• **GIVEN RECORDS**
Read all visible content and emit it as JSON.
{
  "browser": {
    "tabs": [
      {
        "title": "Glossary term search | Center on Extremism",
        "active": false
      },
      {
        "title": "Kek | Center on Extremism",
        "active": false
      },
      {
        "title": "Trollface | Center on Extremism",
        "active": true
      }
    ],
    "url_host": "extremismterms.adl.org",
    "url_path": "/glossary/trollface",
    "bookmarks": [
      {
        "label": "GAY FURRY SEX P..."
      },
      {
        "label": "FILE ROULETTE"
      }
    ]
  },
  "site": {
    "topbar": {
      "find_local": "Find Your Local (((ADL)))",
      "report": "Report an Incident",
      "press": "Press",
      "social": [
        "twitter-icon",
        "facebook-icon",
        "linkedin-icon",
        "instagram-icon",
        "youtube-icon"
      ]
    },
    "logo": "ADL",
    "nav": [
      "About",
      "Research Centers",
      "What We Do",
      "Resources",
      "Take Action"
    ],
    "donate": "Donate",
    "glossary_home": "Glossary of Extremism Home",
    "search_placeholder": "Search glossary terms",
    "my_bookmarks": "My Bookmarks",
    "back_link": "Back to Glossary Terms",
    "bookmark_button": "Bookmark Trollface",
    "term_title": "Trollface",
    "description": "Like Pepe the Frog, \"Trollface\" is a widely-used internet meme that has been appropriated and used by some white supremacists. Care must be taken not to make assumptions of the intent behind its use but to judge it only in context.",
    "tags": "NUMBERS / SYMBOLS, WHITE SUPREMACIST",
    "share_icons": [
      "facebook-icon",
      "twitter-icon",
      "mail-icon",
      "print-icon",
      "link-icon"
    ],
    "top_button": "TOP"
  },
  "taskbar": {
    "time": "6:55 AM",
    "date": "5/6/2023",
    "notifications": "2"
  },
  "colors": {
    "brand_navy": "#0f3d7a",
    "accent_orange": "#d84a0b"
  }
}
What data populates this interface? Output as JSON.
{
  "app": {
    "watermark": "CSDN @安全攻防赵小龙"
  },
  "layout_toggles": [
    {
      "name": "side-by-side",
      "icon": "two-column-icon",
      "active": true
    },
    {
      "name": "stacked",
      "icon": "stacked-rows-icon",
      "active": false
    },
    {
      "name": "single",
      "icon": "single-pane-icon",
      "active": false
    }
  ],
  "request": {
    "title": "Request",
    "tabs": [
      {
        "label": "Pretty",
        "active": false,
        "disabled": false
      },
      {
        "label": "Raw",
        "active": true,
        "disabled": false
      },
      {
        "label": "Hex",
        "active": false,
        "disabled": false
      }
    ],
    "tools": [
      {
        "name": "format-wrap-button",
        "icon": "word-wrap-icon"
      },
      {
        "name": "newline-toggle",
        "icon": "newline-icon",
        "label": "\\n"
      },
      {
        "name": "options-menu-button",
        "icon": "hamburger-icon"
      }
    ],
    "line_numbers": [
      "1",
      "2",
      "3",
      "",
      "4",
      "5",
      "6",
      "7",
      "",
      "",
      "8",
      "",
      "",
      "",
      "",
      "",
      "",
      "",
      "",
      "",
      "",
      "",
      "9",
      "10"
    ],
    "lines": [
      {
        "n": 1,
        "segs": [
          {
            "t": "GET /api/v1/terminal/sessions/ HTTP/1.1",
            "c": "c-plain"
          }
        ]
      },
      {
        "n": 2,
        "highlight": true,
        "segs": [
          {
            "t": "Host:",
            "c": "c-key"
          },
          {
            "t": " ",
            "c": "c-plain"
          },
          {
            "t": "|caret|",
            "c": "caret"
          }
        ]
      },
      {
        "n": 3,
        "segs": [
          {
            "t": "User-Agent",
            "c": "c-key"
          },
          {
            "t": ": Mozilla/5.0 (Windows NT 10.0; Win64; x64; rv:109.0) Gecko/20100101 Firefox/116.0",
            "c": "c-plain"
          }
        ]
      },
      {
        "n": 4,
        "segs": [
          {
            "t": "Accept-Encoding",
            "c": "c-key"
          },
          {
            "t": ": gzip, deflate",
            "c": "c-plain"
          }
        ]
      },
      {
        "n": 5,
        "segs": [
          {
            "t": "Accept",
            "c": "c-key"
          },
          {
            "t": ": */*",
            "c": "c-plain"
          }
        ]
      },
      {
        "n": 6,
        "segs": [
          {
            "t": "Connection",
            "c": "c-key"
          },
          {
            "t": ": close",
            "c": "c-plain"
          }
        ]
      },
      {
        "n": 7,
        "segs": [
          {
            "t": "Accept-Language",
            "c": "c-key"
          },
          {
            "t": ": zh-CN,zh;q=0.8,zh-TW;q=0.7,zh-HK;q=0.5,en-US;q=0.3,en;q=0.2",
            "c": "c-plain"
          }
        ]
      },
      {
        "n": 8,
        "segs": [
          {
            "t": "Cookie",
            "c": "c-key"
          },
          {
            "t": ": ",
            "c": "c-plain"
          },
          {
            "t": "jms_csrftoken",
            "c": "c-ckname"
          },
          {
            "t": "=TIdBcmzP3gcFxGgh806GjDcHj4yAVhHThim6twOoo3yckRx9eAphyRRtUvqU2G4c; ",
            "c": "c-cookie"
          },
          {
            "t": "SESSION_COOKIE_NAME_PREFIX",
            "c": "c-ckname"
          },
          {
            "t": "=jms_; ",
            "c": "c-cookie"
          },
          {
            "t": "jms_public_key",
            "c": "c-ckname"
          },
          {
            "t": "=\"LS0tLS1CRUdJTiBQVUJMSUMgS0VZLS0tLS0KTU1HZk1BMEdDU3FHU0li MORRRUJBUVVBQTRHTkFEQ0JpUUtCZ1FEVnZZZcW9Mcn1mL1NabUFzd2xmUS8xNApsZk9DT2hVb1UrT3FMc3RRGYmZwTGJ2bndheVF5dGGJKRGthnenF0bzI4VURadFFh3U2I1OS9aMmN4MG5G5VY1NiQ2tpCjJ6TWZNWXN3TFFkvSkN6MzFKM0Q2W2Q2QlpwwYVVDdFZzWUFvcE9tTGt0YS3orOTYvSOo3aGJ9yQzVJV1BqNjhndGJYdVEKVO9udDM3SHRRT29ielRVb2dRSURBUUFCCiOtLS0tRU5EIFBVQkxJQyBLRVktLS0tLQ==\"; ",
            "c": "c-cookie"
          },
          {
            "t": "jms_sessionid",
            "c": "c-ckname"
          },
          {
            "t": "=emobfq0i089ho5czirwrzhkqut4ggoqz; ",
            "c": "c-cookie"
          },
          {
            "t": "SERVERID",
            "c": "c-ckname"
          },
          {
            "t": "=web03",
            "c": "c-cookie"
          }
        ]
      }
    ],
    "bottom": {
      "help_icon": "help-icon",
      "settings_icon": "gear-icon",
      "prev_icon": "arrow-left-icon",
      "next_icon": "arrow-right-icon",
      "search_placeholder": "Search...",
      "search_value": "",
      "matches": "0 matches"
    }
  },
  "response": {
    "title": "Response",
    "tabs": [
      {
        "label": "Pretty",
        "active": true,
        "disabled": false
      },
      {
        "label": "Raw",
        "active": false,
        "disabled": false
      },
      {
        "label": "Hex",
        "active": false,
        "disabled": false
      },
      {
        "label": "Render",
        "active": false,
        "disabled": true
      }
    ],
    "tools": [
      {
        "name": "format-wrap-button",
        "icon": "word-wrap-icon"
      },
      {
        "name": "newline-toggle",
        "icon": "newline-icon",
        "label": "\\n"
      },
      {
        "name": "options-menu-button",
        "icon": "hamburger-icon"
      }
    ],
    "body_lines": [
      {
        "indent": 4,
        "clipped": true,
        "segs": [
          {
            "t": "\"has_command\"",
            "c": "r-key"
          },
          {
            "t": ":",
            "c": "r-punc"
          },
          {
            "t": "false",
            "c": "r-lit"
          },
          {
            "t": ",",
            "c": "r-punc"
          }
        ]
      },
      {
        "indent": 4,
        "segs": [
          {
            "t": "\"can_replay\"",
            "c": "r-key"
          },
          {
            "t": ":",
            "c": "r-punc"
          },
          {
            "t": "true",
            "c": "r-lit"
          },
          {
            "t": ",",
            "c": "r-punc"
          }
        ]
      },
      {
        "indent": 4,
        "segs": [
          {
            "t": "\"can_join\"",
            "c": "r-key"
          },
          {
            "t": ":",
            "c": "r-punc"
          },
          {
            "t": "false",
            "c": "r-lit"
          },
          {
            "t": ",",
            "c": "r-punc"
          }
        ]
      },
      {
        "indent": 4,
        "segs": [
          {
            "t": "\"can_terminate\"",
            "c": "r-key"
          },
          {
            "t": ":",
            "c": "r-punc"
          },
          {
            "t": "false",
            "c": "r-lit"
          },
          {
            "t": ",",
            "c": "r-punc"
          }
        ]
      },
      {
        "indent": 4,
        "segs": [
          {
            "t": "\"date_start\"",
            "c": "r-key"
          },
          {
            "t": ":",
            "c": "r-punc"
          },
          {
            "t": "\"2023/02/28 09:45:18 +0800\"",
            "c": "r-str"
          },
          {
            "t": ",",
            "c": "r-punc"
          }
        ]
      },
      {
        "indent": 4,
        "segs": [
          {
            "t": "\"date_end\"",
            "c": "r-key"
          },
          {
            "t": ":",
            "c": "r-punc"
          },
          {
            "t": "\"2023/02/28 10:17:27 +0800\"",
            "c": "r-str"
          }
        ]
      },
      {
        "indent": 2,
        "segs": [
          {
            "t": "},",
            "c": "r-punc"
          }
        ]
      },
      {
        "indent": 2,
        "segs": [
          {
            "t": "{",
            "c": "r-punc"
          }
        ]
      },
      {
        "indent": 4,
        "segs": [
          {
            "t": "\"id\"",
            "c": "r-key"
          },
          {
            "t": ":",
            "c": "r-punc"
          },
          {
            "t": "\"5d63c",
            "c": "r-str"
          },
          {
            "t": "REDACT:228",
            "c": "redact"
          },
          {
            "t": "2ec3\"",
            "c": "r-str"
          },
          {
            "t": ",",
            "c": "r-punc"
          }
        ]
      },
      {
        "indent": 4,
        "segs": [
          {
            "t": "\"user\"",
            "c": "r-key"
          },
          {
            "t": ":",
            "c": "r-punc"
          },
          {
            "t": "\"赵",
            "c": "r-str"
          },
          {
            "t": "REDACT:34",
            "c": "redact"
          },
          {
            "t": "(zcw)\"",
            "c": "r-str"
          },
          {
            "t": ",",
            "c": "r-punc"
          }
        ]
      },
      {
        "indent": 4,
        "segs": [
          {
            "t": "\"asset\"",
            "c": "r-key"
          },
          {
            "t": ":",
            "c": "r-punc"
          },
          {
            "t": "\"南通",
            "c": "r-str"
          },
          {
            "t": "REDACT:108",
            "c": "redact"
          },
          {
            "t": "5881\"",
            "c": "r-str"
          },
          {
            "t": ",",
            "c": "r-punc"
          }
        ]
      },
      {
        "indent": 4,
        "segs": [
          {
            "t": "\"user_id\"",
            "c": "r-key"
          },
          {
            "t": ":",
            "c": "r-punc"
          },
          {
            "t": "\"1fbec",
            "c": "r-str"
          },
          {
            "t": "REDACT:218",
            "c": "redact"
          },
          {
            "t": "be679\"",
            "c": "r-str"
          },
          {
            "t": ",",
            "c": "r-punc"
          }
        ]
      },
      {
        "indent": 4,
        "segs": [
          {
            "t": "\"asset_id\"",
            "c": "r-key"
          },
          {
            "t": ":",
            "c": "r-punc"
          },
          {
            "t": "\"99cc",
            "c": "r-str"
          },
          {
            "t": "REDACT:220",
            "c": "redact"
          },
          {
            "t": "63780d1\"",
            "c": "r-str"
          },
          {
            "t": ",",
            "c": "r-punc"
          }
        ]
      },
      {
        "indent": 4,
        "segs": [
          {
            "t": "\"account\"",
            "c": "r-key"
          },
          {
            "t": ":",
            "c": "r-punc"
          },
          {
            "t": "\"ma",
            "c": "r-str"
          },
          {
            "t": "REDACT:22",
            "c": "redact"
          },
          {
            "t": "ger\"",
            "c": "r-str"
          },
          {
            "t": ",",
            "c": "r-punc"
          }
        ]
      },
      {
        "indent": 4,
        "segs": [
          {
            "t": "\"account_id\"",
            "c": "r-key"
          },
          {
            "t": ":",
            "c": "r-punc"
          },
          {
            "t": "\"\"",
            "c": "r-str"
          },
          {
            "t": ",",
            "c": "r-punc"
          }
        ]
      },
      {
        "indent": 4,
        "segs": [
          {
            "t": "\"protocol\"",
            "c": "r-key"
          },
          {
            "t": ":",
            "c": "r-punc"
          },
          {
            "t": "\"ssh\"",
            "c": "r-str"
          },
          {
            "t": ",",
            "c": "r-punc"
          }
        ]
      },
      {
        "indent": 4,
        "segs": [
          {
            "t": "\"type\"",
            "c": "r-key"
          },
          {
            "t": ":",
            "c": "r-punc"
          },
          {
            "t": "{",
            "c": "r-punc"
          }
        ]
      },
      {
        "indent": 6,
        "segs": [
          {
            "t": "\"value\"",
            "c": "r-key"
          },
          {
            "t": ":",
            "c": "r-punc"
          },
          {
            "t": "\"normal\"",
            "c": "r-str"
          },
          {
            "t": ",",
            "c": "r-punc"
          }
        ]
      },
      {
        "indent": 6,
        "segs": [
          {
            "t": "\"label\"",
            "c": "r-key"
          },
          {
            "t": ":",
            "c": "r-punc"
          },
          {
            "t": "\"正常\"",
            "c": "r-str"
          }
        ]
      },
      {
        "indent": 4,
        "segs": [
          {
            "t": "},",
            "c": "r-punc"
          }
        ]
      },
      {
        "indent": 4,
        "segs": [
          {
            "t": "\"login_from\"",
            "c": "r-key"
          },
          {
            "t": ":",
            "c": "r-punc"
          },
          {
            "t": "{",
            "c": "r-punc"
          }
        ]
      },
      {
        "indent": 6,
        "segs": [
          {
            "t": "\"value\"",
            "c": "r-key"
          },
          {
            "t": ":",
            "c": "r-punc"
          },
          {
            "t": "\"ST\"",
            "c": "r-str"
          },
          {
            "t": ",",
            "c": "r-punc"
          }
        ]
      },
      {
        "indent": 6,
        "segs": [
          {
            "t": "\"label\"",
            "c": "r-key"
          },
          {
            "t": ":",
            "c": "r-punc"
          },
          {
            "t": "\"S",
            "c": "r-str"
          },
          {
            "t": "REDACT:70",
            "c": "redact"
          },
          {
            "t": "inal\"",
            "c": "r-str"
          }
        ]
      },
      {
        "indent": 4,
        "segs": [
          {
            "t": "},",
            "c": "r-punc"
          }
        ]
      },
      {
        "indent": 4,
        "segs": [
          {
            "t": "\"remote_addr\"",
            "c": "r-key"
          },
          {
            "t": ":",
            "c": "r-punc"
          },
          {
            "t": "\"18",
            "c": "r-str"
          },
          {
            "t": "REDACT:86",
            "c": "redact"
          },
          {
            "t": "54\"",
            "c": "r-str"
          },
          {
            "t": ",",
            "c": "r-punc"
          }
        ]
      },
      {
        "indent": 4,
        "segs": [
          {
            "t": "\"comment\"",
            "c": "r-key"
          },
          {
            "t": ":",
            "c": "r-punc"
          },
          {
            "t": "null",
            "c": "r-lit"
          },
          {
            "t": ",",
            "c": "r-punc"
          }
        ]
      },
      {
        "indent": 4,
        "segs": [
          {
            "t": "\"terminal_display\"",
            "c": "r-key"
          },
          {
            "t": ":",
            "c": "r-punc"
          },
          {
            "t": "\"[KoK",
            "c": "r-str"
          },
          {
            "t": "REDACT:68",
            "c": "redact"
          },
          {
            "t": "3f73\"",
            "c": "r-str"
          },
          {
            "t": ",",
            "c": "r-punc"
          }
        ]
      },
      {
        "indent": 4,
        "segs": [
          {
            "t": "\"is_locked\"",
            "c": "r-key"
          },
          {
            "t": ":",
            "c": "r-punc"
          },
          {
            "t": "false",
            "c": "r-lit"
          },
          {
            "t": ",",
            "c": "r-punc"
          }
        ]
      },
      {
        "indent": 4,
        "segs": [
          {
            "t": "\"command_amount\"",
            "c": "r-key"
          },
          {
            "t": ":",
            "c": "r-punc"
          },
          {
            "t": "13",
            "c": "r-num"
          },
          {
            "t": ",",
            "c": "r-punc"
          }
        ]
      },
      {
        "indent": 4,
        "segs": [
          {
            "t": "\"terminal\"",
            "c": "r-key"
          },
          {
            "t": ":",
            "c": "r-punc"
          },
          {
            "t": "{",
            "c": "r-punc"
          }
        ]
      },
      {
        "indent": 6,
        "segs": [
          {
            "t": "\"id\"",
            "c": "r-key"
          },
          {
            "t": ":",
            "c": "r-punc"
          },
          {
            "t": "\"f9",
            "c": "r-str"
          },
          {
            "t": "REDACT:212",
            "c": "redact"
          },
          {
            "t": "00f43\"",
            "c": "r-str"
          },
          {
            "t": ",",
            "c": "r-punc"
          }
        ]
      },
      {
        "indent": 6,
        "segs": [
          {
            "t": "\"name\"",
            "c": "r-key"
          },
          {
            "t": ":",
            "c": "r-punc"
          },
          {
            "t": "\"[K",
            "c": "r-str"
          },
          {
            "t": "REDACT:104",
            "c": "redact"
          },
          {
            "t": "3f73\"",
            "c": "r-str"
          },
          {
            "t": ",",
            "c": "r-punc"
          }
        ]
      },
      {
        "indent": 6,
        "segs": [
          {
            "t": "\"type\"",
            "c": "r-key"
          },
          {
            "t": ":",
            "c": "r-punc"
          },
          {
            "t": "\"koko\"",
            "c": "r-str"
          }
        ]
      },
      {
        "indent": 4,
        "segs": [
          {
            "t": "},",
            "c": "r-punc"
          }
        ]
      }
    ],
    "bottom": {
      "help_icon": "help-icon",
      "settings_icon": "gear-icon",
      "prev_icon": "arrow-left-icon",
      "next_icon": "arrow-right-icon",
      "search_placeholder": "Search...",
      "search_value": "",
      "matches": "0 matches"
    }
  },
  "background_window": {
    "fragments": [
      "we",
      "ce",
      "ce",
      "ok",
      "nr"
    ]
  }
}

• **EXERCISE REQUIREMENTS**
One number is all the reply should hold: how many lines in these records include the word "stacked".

• **EXERCISE SOLUTION**
2